“Manny Machado is one of the greatest hitters of our time. He has an amazing gift, an amazing gift. You know when those players are that good, when their time comes, and there’s choice applied to them, there’s gonna be a marshalling of what the organization’s best interest is, what the player’s best interest is,” said uber-agent Scott Boras during his annual scrum with reporters at the winter meetings. “Normally that results in the player playing out his time with the team because it’s very difficult to look at a player at that level and give a club a value point for someone who is so gifted, knowing you only get him for one year.
“So, historically, that would be a difficult process. I can’t even think about the Baltimore Orioles without Manny Machado for 2018 because I think he is just a principal part of their winning. And I know from my conversations with Dan (Duquette) and Peter (Angelos) that they have every intention of continuing to win, to want to win.”
Boras does not represent Machado. But he is the agent for closer Zach Britton, who is also a free agent next winter, and Chris Davis, who has five more years left on his Orioles’ contract. So obviously Machado’s status, and whether the Orioles may be rebuilding, has a direct effect on a couple of Boras’ top clients.
Boras said he has talked to Duquette and is confident that Britton will not be traded.
“I met with the Orioles and obviously they’re, from everything we know, they covet Zach and want him to be with their club,” Boras said.
During his always entertaining conversation with the media, Boras was also asked about free agent Pedro Alvarez, who has twice signed deals in the spring with the Orioles. He spent most of last year, until a September call-up, at Triple-A Norfolk, experimenting in the outfield before playing first base.

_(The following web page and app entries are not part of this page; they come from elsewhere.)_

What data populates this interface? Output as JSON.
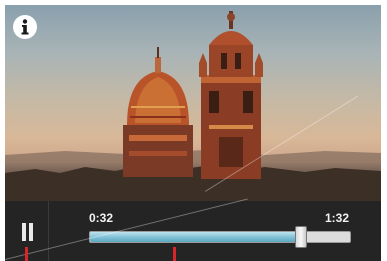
{
  "player": {
    "info_icon": "info-icon",
    "pause_icon": "pause-icon",
    "current_time": "0:32",
    "duration": "1:32",
    "progress_fraction": 0.81,
    "accent_color": "#7fc0d6"
  }
}
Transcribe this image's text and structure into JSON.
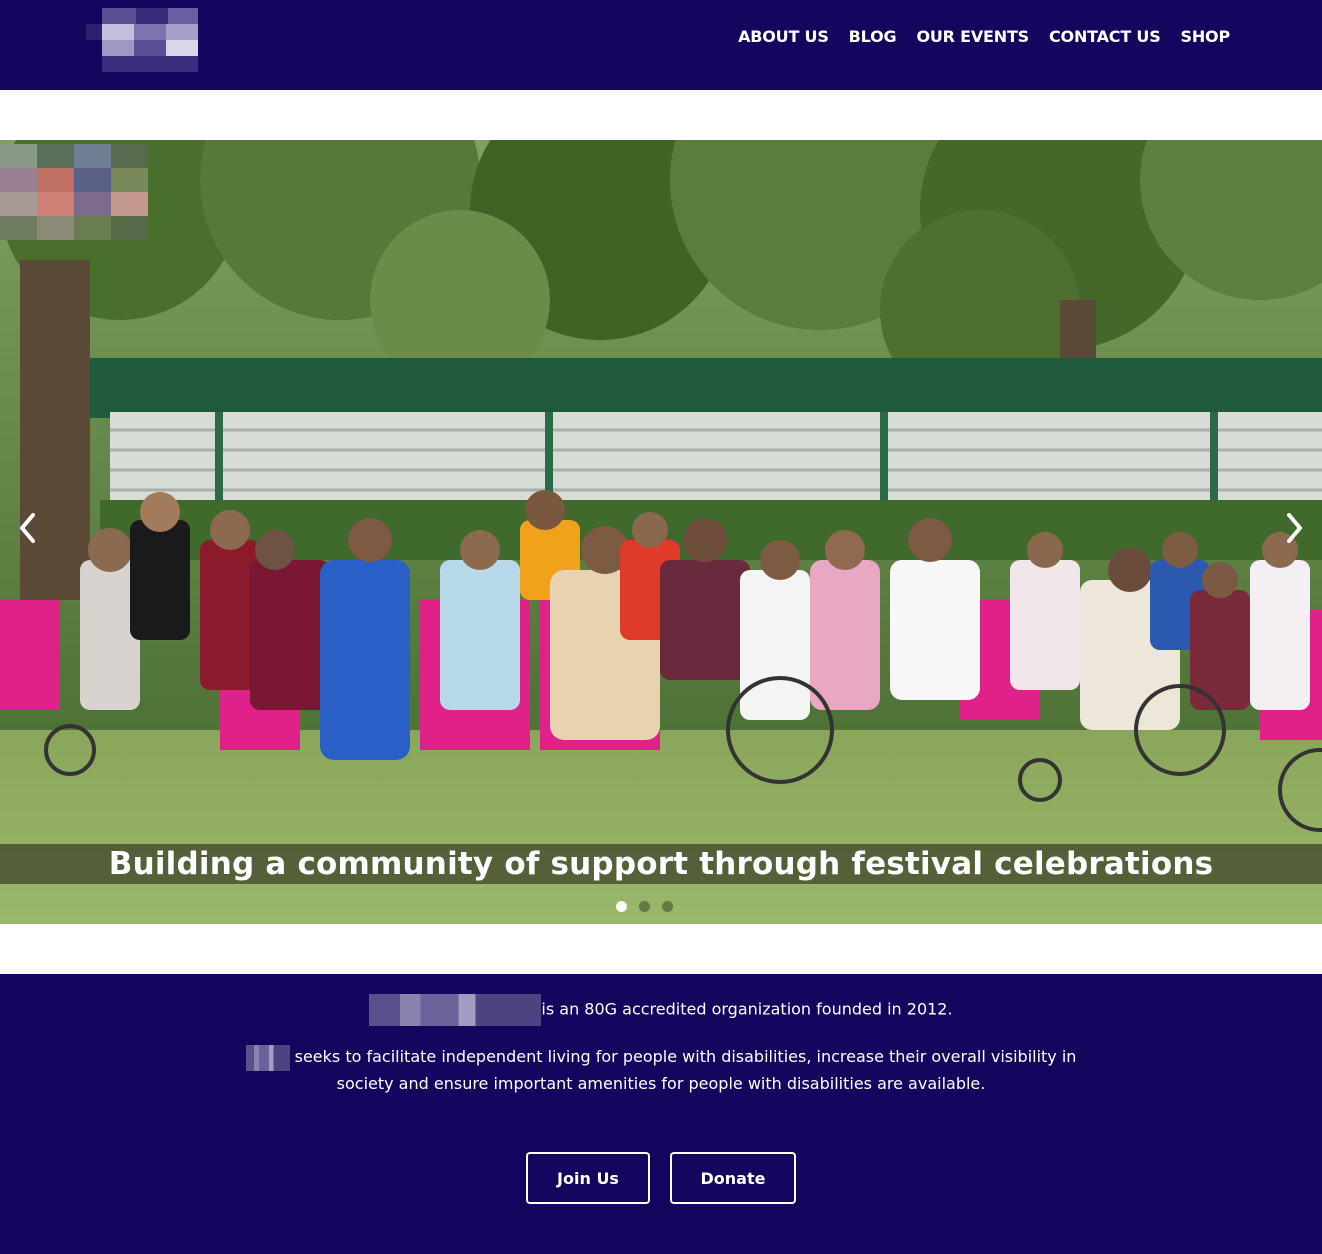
{
  "header": {
    "nav": [
      "ABOUT US",
      "BLOG",
      "OUR EVENTS",
      "CONTACT US",
      "SHOP"
    ]
  },
  "carousel": {
    "caption": "Building a community of support through festival celebrations",
    "slide_count": 3,
    "active_slide": 1
  },
  "intro": {
    "line1": "is an 80G accredited organization founded in 2012.",
    "line2": "seeks to facilitate independent living for people with disabilities, increase their overall visibility in society and ensure important amenities for people with disabilities are available."
  },
  "buttons": {
    "join": "Join Us",
    "donate": "Donate"
  },
  "colors": {
    "brand": "#14065e",
    "accent_pink": "#e0218a"
  },
  "icons": [
    "chevron-left-icon",
    "chevron-right-icon"
  ]
}
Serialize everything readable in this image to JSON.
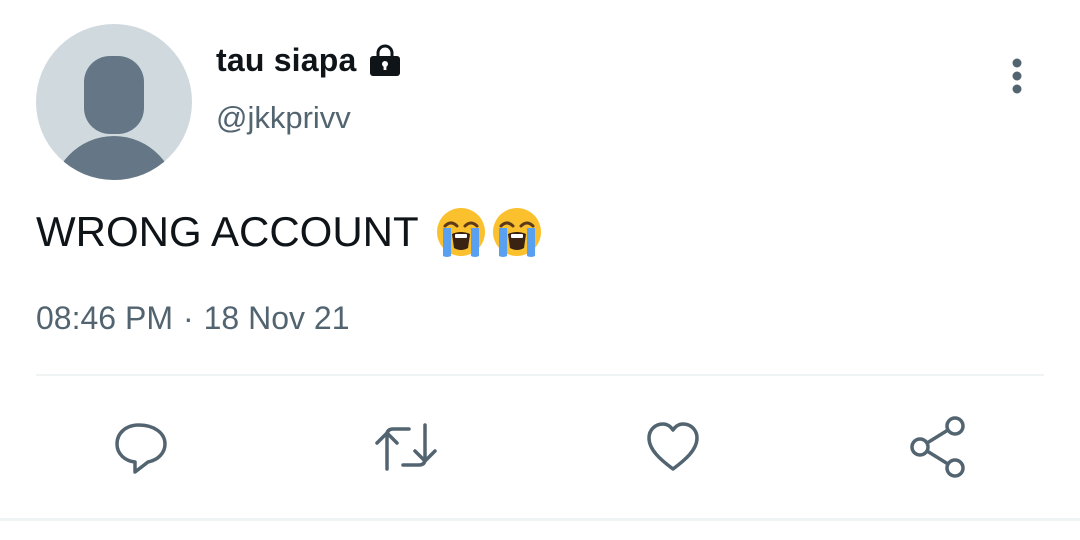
{
  "tweet": {
    "author": {
      "display_name": "tau siapa",
      "handle": "@jkkprivv",
      "protected_icon": "lock-icon",
      "avatar": "default-avatar"
    },
    "text": "WRONG ACCOUNT",
    "emojis": [
      "loudly-crying-face",
      "loudly-crying-face"
    ],
    "time": "08:46 PM",
    "separator": "·",
    "date": "18 Nov 21"
  },
  "actions": [
    {
      "name": "reply",
      "icon": "reply-icon"
    },
    {
      "name": "retweet",
      "icon": "retweet-icon"
    },
    {
      "name": "like",
      "icon": "heart-icon"
    },
    {
      "name": "share",
      "icon": "share-icon"
    }
  ],
  "colors": {
    "text_primary": "#0f1419",
    "text_secondary": "#536471",
    "avatar_bg": "#cfd9de",
    "avatar_fg": "#657786",
    "divider": "#eff3f4"
  }
}
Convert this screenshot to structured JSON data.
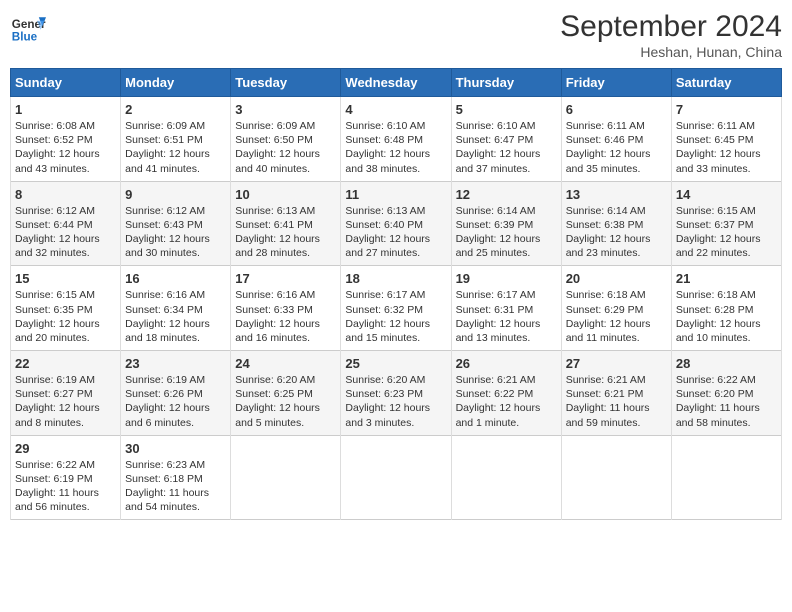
{
  "header": {
    "logo_general": "General",
    "logo_blue": "Blue",
    "month": "September 2024",
    "location": "Heshan, Hunan, China"
  },
  "weekdays": [
    "Sunday",
    "Monday",
    "Tuesday",
    "Wednesday",
    "Thursday",
    "Friday",
    "Saturday"
  ],
  "weeks": [
    [
      {
        "day": "1",
        "sunrise": "6:08 AM",
        "sunset": "6:52 PM",
        "daylight": "12 hours and 43 minutes."
      },
      {
        "day": "2",
        "sunrise": "6:09 AM",
        "sunset": "6:51 PM",
        "daylight": "12 hours and 41 minutes."
      },
      {
        "day": "3",
        "sunrise": "6:09 AM",
        "sunset": "6:50 PM",
        "daylight": "12 hours and 40 minutes."
      },
      {
        "day": "4",
        "sunrise": "6:10 AM",
        "sunset": "6:48 PM",
        "daylight": "12 hours and 38 minutes."
      },
      {
        "day": "5",
        "sunrise": "6:10 AM",
        "sunset": "6:47 PM",
        "daylight": "12 hours and 37 minutes."
      },
      {
        "day": "6",
        "sunrise": "6:11 AM",
        "sunset": "6:46 PM",
        "daylight": "12 hours and 35 minutes."
      },
      {
        "day": "7",
        "sunrise": "6:11 AM",
        "sunset": "6:45 PM",
        "daylight": "12 hours and 33 minutes."
      }
    ],
    [
      {
        "day": "8",
        "sunrise": "6:12 AM",
        "sunset": "6:44 PM",
        "daylight": "12 hours and 32 minutes."
      },
      {
        "day": "9",
        "sunrise": "6:12 AM",
        "sunset": "6:43 PM",
        "daylight": "12 hours and 30 minutes."
      },
      {
        "day": "10",
        "sunrise": "6:13 AM",
        "sunset": "6:41 PM",
        "daylight": "12 hours and 28 minutes."
      },
      {
        "day": "11",
        "sunrise": "6:13 AM",
        "sunset": "6:40 PM",
        "daylight": "12 hours and 27 minutes."
      },
      {
        "day": "12",
        "sunrise": "6:14 AM",
        "sunset": "6:39 PM",
        "daylight": "12 hours and 25 minutes."
      },
      {
        "day": "13",
        "sunrise": "6:14 AM",
        "sunset": "6:38 PM",
        "daylight": "12 hours and 23 minutes."
      },
      {
        "day": "14",
        "sunrise": "6:15 AM",
        "sunset": "6:37 PM",
        "daylight": "12 hours and 22 minutes."
      }
    ],
    [
      {
        "day": "15",
        "sunrise": "6:15 AM",
        "sunset": "6:35 PM",
        "daylight": "12 hours and 20 minutes."
      },
      {
        "day": "16",
        "sunrise": "6:16 AM",
        "sunset": "6:34 PM",
        "daylight": "12 hours and 18 minutes."
      },
      {
        "day": "17",
        "sunrise": "6:16 AM",
        "sunset": "6:33 PM",
        "daylight": "12 hours and 16 minutes."
      },
      {
        "day": "18",
        "sunrise": "6:17 AM",
        "sunset": "6:32 PM",
        "daylight": "12 hours and 15 minutes."
      },
      {
        "day": "19",
        "sunrise": "6:17 AM",
        "sunset": "6:31 PM",
        "daylight": "12 hours and 13 minutes."
      },
      {
        "day": "20",
        "sunrise": "6:18 AM",
        "sunset": "6:29 PM",
        "daylight": "12 hours and 11 minutes."
      },
      {
        "day": "21",
        "sunrise": "6:18 AM",
        "sunset": "6:28 PM",
        "daylight": "12 hours and 10 minutes."
      }
    ],
    [
      {
        "day": "22",
        "sunrise": "6:19 AM",
        "sunset": "6:27 PM",
        "daylight": "12 hours and 8 minutes."
      },
      {
        "day": "23",
        "sunrise": "6:19 AM",
        "sunset": "6:26 PM",
        "daylight": "12 hours and 6 minutes."
      },
      {
        "day": "24",
        "sunrise": "6:20 AM",
        "sunset": "6:25 PM",
        "daylight": "12 hours and 5 minutes."
      },
      {
        "day": "25",
        "sunrise": "6:20 AM",
        "sunset": "6:23 PM",
        "daylight": "12 hours and 3 minutes."
      },
      {
        "day": "26",
        "sunrise": "6:21 AM",
        "sunset": "6:22 PM",
        "daylight": "12 hours and 1 minute."
      },
      {
        "day": "27",
        "sunrise": "6:21 AM",
        "sunset": "6:21 PM",
        "daylight": "11 hours and 59 minutes."
      },
      {
        "day": "28",
        "sunrise": "6:22 AM",
        "sunset": "6:20 PM",
        "daylight": "11 hours and 58 minutes."
      }
    ],
    [
      {
        "day": "29",
        "sunrise": "6:22 AM",
        "sunset": "6:19 PM",
        "daylight": "11 hours and 56 minutes."
      },
      {
        "day": "30",
        "sunrise": "6:23 AM",
        "sunset": "6:18 PM",
        "daylight": "11 hours and 54 minutes."
      },
      null,
      null,
      null,
      null,
      null
    ]
  ]
}
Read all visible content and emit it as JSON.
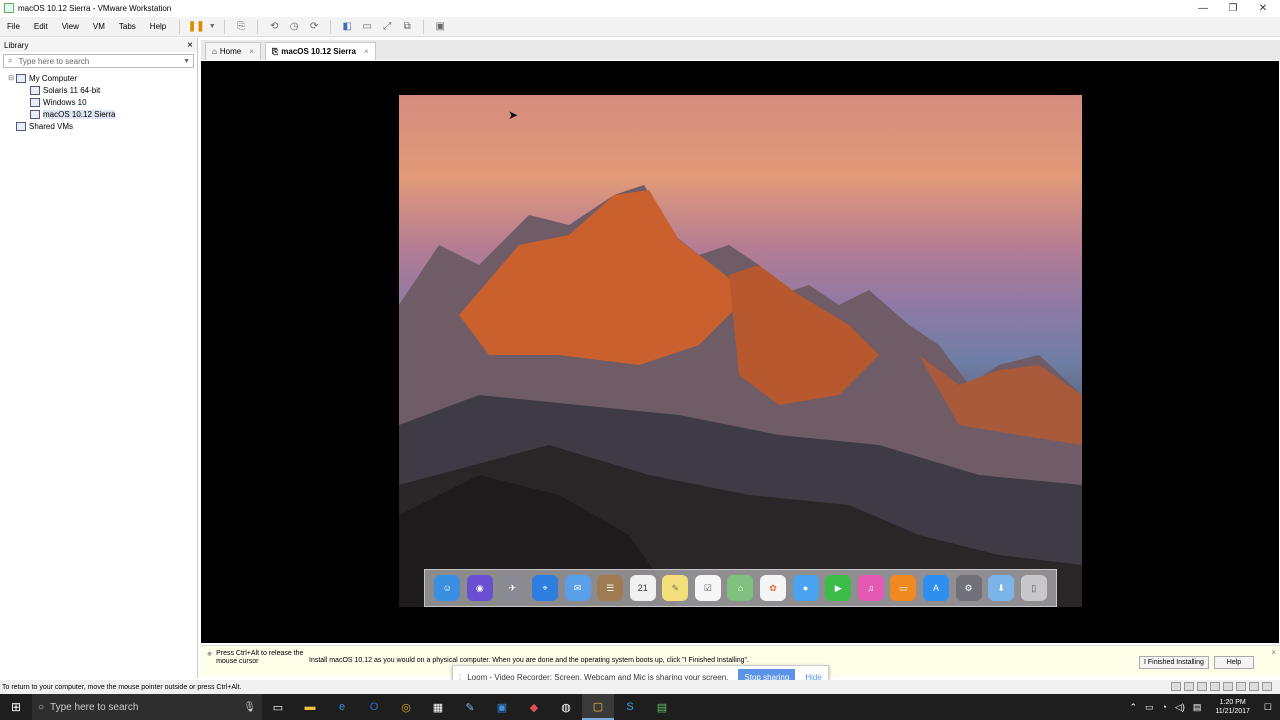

“He went down and rebooted his career, playing first base all year long to give organizations an opportunity to (evaluate that). I don’t think anyone questions his power. He went down to Triple-A, 29-years-old and paid the price,” Boras said. “Rebooted his career, made the Triple-A All Star team, came back up to Baltimore and hit well. So, I think he provided them a clear vision. This guy has 35-home run power and I think he has the acumen to play first base, which was the unknown before.”
Boras sprinkled in some quotable gems during his wide-ranging interview, including calling the well-heeled New York Yankees, the “New York Tiffany’s” and saying, he could never “fault a good jeweler” who takes care of its investment.
About the direction he can forge for his clients, Boras said he’s a rider in the bus, and he can’t make the road, but he attempts to “find the path.”
Yep, another special day at the winter meetings.